There was a fig tree in the backyard of the house where my grandfather was born in Yaguajay, Cuba. I know this because he told me the story-often. Having moved with his family to Havana, he found himself in the province years later and decided to knock on the door of his old house. He asked the family living there if they had a fig tree, and they brought him through the house and showed it to him. Only then did he tell them who he was and how he knew it was there. I always wondered why they’d let him go through the house in the first place and pictured their polite confusion while they waited to see where all this was going. Read more

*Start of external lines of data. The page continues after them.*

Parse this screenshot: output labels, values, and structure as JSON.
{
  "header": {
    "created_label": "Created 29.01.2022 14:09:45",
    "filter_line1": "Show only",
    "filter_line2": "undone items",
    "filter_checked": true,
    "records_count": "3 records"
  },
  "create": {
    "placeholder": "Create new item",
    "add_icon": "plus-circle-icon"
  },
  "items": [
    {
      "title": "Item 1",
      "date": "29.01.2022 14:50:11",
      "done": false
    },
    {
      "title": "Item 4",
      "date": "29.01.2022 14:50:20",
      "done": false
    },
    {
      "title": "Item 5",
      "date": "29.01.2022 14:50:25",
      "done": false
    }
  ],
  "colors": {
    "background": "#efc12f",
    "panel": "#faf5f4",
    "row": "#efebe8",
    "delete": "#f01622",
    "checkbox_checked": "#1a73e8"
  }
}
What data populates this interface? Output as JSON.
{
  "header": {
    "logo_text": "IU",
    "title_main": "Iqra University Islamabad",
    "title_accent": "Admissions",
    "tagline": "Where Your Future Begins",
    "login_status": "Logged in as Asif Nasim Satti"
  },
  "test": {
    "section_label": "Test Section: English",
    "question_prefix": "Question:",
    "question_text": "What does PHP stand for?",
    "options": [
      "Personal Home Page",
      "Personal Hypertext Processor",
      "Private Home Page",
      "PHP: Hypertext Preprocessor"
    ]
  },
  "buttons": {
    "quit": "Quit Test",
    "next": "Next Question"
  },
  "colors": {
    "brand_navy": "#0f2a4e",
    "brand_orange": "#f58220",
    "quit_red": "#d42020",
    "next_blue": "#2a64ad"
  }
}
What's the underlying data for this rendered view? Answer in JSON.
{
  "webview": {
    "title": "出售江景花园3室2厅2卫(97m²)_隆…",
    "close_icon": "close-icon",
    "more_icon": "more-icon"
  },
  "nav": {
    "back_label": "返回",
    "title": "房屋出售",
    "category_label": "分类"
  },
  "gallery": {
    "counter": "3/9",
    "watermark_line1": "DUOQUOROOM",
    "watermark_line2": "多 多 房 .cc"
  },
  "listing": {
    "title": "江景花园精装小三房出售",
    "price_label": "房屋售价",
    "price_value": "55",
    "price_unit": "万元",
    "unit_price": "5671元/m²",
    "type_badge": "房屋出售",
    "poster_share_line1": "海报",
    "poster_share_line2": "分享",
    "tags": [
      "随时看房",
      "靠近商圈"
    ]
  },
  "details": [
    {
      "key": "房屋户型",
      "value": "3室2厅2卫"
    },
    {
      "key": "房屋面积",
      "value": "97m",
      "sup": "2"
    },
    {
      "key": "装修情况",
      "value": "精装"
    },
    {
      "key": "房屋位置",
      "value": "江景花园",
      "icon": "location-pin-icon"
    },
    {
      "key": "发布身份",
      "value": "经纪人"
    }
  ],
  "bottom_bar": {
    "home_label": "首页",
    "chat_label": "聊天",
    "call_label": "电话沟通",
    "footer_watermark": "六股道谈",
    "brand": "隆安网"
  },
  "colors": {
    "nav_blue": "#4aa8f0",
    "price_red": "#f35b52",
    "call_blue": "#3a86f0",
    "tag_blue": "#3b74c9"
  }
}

A friend coined the term produce shopaholic on her blog, Mindy’s Recipe for Disaster. If I’d read her post earlier, I may have recognized the symptoms before I went on a why-not-bender at the Park Slope Food Co-op yesterday. Though I love figs, I rarely buy fresh ones. I have plans for tarts and compotes, but the slightest delay and they’re past all use. Still, I couldn’t resist when I found organic Calimyrna figs. I reasoned that the green ones would at least give me a head start, and they were so cute and plump I had to take them home. A quick search online and through my books gave me a couple of ideas. I had some this morning drizzled with peppered honey and Spanish goat cheese with sweet olive oil crackers. It was sweet, spicy, flowery and creamy all at the same time. The recipe from Bon Appétit could not be easier, so there is no reason to put off using them straight away. I also found an interesting recipe for fig compote with red wine and spices among the formidable 1080 Recipes, one of my favorite cookbooks/step stools that I’ll try next. Now that I’m hooked, I’ll need more figs.
For the complete Fresh Figs with Goat Cheese and Peppered Honey recipe click here.
I was looking at different dessert recipes when my cousin sent me one for a Venezuelan bienmesabe, a coconut custard cake that required me to crack one open and extract the milk. Picturing hammers and machetes and emergency room visits, I thought she was crazy if she thought I was going milk my own coconut. My next thought was where in New York to find them. In Miami this would not be a problem. Though Miami Beach has become unrecognizable in many ways, you still see men pushing grocery carts of fresh green coconuts along red hot sidewalks. With one balletic move, they’ll swing a giant machete to cut a tiny hole just big enough for a slender straw for a coco frio. Fresh or dry, I knew my best chance was Essex Market in the Lower East Side. I found them straightaway at Batista Grocery. The clerk helped me pick out a few by shaking them to make sure they had water inside and offered to crack them open for me to be sure that the meat inside was still fresh. For a moment, I was tempted. It would be so much easier, but I was decided and it seemed a shame not to go through with it. After all, it was a pretty common kitchen technique before we were all hooked on cans. So here are some pictures along with a few things I learned by milking my own coconut… Read more